Invasive Species Affects Our Fisheries
You Can Be Part Of The Solution!
- Check your gear and boat for plants, mud, and other organisms, and remove.
- Clean your gear with clean fresh water.
- Thoroughly dry your gear.
- Never transport plants, animals, sediment or bait fish among bodies of water.
- Educate yourself and find out what invasive species are in your area and inform others.
- Take the Clean Angling Pledge (Click Here)
Learn More About Invasive Species
New Zealand Mud Snail
The Mud Snail is a tiny snail native to New Zealand and discovered in the United States in the Snake River, Idaho in the 1980's. They have since spread to other rivers throughout the western USA. These snails have a wide range of habitat tolerances: rivers, reservoirs, lakes, and estuaries.

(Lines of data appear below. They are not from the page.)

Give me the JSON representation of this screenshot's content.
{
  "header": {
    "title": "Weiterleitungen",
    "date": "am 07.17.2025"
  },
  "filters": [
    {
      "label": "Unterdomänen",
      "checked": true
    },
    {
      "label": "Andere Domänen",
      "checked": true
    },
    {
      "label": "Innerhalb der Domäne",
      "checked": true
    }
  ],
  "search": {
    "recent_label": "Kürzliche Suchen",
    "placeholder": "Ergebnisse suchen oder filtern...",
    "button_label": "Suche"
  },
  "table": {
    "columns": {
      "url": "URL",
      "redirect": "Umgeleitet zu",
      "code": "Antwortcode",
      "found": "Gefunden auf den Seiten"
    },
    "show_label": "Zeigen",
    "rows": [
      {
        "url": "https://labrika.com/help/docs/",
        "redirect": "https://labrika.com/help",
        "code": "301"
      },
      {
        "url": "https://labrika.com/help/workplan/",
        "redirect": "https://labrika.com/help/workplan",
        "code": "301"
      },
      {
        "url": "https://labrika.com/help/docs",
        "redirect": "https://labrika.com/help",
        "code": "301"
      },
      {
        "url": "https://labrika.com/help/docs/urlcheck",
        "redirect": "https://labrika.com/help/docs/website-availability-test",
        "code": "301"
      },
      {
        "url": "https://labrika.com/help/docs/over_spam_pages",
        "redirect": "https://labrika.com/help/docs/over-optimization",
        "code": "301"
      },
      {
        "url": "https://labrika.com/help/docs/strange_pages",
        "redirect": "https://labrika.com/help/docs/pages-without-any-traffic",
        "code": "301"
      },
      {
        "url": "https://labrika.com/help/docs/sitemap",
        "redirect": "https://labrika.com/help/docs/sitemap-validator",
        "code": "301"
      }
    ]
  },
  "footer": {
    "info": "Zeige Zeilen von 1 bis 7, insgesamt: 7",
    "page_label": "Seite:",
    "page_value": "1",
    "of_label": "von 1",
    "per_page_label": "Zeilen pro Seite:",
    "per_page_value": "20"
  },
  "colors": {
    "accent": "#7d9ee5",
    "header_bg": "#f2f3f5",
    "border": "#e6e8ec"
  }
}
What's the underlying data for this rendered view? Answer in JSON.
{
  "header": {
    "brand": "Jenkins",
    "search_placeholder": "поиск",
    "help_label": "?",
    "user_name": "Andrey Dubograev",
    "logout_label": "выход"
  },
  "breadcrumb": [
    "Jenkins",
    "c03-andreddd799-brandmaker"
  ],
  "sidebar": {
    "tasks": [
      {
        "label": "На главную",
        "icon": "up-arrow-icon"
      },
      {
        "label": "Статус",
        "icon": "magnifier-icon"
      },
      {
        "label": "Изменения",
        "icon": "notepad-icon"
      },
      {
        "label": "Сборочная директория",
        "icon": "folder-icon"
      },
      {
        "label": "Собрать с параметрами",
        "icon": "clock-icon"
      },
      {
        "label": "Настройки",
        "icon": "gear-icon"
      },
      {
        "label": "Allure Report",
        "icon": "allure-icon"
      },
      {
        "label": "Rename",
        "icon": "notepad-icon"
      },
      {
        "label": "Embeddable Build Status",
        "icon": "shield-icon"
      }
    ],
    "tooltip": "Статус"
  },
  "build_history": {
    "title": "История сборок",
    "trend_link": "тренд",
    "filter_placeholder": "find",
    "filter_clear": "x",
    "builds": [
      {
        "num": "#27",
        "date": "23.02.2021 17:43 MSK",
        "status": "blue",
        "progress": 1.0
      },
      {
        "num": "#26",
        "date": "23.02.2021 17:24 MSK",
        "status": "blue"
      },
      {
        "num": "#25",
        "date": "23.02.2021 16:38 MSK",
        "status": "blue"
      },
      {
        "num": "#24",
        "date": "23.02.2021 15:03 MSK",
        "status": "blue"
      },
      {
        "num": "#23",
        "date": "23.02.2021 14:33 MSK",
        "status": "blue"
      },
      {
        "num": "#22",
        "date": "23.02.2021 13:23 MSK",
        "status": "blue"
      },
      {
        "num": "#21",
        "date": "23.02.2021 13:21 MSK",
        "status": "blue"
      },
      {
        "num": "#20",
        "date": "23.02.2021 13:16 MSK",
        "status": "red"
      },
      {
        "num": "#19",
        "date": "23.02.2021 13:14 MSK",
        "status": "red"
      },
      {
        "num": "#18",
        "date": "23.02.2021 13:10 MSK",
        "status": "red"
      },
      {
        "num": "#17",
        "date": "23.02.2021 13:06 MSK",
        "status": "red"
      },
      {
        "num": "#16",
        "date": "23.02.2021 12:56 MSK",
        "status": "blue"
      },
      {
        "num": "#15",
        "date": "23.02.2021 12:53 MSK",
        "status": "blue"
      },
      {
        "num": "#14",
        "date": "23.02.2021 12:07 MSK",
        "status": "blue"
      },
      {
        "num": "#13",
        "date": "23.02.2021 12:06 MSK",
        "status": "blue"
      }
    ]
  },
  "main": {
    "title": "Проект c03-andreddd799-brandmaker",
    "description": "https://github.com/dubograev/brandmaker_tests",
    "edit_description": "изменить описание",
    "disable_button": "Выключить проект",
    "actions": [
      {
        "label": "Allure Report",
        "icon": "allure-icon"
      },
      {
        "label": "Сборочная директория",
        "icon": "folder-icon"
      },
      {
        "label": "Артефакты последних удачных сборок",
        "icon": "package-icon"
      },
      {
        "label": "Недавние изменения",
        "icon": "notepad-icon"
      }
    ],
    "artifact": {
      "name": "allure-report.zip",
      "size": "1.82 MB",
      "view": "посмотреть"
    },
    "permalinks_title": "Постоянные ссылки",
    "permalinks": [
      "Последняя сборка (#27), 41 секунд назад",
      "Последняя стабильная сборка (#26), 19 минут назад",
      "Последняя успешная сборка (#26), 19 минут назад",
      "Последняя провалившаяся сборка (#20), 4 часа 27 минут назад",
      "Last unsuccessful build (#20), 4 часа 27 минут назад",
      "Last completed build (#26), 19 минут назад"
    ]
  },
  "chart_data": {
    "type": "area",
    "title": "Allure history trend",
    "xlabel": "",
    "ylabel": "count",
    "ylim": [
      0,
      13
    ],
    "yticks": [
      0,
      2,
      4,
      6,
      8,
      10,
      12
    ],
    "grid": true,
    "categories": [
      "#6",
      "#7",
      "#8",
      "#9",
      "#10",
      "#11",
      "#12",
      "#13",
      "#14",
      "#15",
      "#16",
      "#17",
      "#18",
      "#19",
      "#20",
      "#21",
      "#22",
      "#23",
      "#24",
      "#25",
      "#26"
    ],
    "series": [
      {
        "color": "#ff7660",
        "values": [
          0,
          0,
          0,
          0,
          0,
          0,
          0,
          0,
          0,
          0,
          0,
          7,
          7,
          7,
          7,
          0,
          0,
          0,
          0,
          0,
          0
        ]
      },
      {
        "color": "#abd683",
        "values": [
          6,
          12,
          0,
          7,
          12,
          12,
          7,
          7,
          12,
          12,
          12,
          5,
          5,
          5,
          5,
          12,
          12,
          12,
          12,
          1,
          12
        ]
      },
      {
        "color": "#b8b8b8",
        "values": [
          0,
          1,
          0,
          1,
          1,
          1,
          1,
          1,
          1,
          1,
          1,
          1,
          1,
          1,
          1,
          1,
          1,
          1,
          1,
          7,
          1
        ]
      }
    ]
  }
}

Mud snails have no known predators or parasites in the USA.
Mud snails can rapidly reach densities greater than 100,000/m² in suitable habitat. Their invasion has generated concern about the effects it may have on native species, fisheries, and aquatic ecosystems. The spread of mud snails into new systems is considered to be primarily human caused.
How should I clean my gear? The best practices for all invasive species, including mud snails are to:
- Remove any plants,dirt or organisms from your gear before you leave the body of water
- Thoroughly rinse your gear with clean water
- Thoroughly dry your gear
- Brush your gear off after it has dried to remove any clinging snails, pay special attention to seams, boot tongue,laces and inserts
Click here for more information about the Didymo and to order a resource disk about this invasive species.
Anglers Against Weeds
Invasive weeds have spread across our country, damaging crops, and harming livestock and wildlife, out-competing valued native plants, and physically changing our natural environment. The economic and ecological impacts of invasive plants have been tremendous, and the problem is growing.
Since 1996, Anglers Against Weeds has been educating anglers and outdoor enthusiasts about invasive species and involving them in the fight to stop their spread. Participants learn how to recognize invasive weeds, what the impacts of those species can be, and how to actively participate in their management and control.
How Anglers Against Weeds Works
The Anglers Against Weeds program tackles invasive weeds through two primary mechanisms. In the first phase, Anglers Against Weeds facilitators visit clubs and organizations to present slide shows about noxious weeds, their impacts and avoiding their spread. In the second phase, the group is asked to "adopt" one or more stream areas where they will conduct hand-pulling projects to remove weeds from sensitive riparian areas.
Goals of the Program
- To educate anglers about weeds and their negative impacts. To provide anglers with proactive behaviors and techniques to use to fight invasive weeds.
- To develop partnerships between angling groups and others to carry out weed management activities.
- To actively engage angling groups and others in weed management activities including weed pulls and monitoring.
Get Your Group Involved Today and Plan A Project
If you need more information please contact the FFI Conservation Coordinator.
Invasive Species Helpful Links
Invasive Species Action Network
Stop Aquatic Hitchhikers!
USDA National Invasive Species Information Center
Global Invasive Species Database
Invasive Species Task Force
100th Meridian Initiative
Environmental Protection Agency
Biosecurity New Zealand